▶ _What needs to be done_:
Throughout the listing below, show every line in which "data" occurs.

· · · · · · ·

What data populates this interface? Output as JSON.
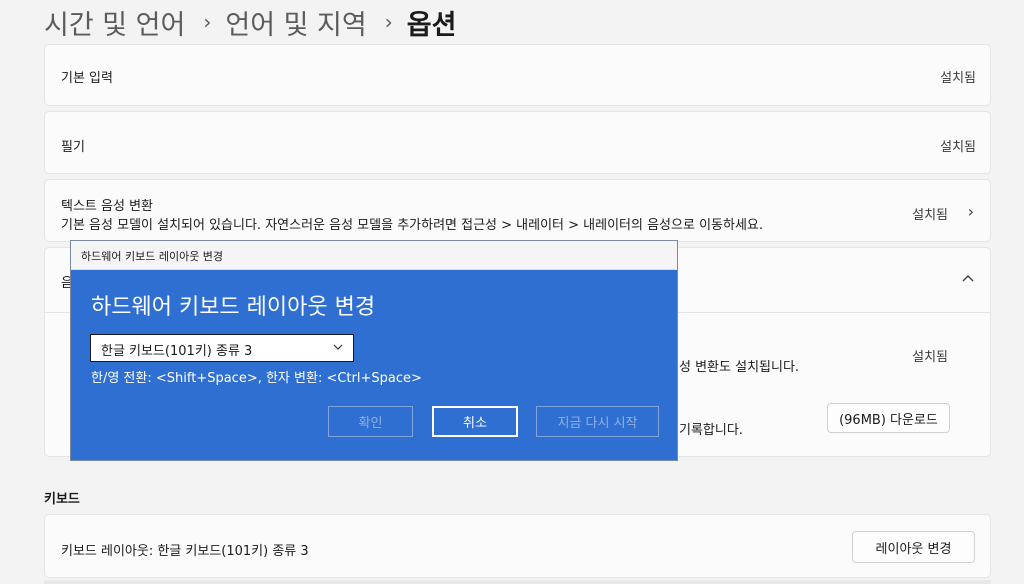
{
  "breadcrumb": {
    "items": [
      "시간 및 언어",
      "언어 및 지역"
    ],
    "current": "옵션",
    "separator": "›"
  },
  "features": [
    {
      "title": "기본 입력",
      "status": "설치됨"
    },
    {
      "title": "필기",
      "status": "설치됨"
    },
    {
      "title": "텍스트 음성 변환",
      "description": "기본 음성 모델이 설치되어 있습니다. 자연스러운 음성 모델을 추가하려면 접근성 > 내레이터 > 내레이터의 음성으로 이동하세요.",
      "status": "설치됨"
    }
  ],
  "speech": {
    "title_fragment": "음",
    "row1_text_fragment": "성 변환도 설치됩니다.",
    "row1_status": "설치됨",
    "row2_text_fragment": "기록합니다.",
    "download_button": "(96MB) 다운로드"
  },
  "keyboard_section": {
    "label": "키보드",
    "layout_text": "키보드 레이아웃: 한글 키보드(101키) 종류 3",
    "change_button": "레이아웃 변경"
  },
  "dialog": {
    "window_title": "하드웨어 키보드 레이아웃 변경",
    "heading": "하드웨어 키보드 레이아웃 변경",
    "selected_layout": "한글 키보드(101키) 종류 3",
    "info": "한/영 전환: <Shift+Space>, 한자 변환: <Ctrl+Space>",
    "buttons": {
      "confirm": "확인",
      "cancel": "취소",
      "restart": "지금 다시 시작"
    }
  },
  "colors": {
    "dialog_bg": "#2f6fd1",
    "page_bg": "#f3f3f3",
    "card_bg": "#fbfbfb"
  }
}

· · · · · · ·

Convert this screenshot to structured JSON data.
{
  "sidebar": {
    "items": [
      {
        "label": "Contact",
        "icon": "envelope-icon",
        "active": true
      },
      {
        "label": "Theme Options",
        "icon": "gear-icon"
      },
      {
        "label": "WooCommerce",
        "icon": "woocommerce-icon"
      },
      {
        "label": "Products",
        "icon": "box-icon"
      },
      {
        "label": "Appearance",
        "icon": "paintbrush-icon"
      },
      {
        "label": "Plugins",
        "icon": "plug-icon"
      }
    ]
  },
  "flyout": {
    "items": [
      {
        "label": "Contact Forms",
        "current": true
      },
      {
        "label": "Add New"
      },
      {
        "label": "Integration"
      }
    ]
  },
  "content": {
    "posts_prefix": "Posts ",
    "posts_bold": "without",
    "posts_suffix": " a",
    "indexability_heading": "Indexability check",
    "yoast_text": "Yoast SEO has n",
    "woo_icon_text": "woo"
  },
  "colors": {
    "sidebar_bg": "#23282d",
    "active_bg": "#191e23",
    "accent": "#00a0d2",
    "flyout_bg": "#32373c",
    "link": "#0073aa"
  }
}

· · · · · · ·

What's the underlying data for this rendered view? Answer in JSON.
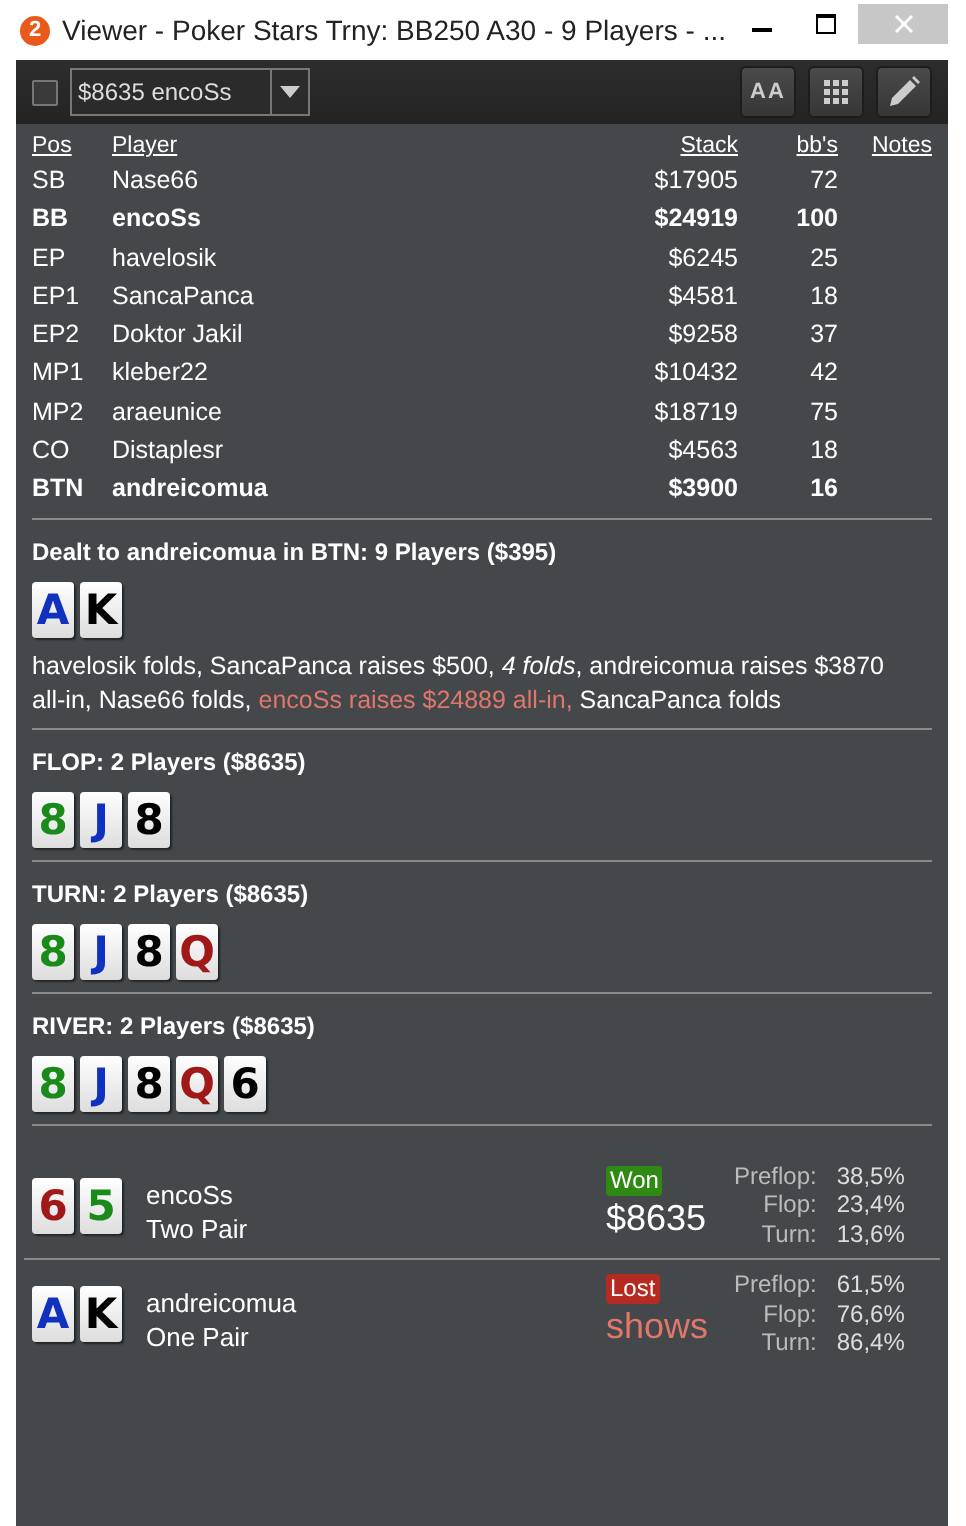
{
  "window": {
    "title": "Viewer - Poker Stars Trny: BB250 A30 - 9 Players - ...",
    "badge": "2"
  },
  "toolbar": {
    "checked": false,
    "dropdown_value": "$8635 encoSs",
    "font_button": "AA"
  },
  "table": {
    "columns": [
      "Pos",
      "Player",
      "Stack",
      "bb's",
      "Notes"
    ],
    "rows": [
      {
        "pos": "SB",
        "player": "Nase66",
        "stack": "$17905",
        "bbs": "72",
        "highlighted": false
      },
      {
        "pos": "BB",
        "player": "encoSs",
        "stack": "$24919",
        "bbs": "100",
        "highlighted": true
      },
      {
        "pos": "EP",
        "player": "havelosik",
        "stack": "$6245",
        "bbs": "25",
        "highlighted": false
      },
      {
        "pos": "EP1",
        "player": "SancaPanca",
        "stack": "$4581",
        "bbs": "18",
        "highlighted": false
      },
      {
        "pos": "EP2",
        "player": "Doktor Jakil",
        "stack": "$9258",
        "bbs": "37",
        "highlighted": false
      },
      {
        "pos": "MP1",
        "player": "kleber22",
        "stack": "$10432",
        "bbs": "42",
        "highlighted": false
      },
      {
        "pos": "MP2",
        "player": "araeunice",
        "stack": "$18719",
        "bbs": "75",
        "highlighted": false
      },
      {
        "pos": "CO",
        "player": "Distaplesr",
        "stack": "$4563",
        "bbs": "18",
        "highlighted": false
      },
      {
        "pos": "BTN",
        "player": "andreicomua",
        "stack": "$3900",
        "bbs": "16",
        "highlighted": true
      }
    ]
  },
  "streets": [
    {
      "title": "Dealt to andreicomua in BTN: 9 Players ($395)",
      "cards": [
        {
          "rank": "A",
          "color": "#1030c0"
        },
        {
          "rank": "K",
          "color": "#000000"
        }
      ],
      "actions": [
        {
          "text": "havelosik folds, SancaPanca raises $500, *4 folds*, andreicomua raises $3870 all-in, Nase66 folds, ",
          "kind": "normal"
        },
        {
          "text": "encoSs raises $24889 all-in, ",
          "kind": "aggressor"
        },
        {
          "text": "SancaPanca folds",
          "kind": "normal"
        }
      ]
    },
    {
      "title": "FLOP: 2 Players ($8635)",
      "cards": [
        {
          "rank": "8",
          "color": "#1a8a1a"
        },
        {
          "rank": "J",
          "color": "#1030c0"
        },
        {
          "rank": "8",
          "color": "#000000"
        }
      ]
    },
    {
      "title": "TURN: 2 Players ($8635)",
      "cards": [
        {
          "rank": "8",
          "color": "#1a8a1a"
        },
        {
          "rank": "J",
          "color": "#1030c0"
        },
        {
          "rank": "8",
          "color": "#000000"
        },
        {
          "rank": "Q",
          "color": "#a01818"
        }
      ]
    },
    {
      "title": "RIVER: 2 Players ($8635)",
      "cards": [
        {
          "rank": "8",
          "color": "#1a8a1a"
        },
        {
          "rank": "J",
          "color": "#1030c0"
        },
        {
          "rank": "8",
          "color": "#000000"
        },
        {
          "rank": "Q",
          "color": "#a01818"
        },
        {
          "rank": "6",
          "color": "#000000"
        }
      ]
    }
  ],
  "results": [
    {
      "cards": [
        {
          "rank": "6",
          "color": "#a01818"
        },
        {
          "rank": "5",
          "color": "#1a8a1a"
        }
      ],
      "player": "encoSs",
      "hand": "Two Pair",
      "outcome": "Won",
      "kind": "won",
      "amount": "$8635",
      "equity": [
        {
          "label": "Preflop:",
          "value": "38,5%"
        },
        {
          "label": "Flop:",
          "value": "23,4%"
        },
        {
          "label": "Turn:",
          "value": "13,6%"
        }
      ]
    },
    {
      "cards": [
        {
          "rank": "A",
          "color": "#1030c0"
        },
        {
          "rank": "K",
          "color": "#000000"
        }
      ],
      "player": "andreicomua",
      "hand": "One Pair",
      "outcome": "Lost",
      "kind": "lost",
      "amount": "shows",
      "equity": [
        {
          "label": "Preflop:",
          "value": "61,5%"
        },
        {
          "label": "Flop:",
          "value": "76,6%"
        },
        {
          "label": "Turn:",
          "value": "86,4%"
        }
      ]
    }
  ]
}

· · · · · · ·

▶ _Written reply_:
What data populates this interface? Output as JSON.
Convert this screenshot to structured JSON data.
What's the underlying data for this rendered view? Answer in JSON.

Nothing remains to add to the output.